Dataset excerpts ▸
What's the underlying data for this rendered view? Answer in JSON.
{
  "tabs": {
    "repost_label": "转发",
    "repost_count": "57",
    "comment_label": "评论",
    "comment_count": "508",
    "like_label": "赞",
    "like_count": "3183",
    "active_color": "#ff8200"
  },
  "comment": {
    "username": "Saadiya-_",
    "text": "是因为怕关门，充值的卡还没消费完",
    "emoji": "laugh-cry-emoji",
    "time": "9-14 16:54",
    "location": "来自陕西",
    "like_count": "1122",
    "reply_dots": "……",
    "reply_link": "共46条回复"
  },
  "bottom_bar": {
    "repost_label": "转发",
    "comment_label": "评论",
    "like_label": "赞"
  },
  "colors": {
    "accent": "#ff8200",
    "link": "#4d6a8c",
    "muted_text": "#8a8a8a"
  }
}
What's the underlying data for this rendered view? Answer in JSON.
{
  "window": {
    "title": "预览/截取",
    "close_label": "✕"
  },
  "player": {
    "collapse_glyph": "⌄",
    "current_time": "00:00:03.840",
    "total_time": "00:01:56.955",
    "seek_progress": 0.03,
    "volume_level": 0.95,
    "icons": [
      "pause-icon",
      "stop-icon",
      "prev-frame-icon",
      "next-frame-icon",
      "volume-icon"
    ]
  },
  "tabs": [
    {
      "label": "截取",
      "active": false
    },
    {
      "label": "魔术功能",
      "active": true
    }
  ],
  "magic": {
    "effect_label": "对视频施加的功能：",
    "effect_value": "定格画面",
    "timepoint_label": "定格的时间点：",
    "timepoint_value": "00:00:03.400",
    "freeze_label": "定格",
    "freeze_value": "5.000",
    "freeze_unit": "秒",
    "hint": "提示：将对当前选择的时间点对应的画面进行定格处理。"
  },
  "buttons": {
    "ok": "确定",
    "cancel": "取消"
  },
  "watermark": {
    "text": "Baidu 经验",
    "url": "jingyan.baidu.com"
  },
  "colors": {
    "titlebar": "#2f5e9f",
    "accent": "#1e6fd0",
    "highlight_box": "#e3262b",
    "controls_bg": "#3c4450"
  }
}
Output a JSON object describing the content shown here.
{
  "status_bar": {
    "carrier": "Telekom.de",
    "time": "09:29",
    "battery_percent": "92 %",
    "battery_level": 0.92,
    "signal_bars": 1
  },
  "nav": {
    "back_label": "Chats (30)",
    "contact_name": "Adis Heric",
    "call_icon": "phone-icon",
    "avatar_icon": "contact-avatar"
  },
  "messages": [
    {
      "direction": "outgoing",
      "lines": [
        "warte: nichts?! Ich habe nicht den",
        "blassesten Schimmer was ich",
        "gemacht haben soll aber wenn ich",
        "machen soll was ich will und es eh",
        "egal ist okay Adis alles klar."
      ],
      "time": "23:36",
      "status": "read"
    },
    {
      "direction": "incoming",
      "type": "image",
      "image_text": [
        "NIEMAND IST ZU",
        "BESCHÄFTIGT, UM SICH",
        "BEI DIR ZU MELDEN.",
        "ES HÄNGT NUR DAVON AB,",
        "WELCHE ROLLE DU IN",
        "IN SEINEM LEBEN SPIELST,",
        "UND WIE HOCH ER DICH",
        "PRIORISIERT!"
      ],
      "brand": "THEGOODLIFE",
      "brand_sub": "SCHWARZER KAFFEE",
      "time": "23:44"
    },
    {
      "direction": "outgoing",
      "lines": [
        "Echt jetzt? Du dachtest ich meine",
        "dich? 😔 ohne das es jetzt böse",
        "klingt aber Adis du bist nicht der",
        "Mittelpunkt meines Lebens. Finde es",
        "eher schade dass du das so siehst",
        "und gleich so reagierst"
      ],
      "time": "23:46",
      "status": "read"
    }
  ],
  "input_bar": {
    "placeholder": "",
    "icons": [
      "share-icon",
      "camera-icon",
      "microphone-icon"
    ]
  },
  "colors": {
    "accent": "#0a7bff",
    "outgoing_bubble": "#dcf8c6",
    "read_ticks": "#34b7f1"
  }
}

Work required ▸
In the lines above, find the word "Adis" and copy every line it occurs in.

Task answer ▸
    "contact_name": "Adis Heric",
        "egal ist okay Adis alles klar."
        "klingt aber Adis du bist nicht der",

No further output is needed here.